#### Dataset entries:
########################################
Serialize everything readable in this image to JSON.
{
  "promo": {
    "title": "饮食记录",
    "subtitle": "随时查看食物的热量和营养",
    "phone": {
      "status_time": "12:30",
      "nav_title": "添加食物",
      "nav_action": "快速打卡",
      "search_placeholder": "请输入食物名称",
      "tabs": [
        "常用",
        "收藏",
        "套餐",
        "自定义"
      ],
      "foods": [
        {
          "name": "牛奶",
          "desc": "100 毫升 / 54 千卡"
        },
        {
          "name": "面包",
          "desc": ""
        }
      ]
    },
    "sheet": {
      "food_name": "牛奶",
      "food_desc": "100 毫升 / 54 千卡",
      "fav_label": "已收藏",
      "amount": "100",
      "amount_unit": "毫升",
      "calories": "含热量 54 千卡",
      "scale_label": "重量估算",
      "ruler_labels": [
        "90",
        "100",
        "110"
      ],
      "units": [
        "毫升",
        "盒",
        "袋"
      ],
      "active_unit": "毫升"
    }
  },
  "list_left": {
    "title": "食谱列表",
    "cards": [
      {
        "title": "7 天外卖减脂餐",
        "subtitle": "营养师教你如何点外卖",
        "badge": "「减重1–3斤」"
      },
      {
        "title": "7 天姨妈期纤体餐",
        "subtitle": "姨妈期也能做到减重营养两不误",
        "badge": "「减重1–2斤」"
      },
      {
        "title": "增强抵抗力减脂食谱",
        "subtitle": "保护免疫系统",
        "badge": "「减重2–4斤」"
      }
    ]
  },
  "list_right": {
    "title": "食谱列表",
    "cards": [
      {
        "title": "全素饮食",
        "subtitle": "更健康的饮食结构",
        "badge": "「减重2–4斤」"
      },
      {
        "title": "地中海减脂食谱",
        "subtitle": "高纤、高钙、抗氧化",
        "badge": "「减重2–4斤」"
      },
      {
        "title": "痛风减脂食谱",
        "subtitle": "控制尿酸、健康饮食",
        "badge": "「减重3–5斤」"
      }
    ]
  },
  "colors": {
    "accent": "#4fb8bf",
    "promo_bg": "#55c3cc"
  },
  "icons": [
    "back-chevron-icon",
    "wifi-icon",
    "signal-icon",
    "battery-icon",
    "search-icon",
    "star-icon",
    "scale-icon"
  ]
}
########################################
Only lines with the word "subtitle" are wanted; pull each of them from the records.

    "subtitle": "随时查看食物的热量和营养",
        "subtitle": "营养师教你如何点外卖",
        "subtitle": "姨妈期也能做到减重营养两不误",
        "subtitle": "保护免疫系统",
        "subtitle": "更健康的饮食结构",
        "subtitle": "高纤、高钙、抗氧化",
        "subtitle": "控制尿酸、健康饮食",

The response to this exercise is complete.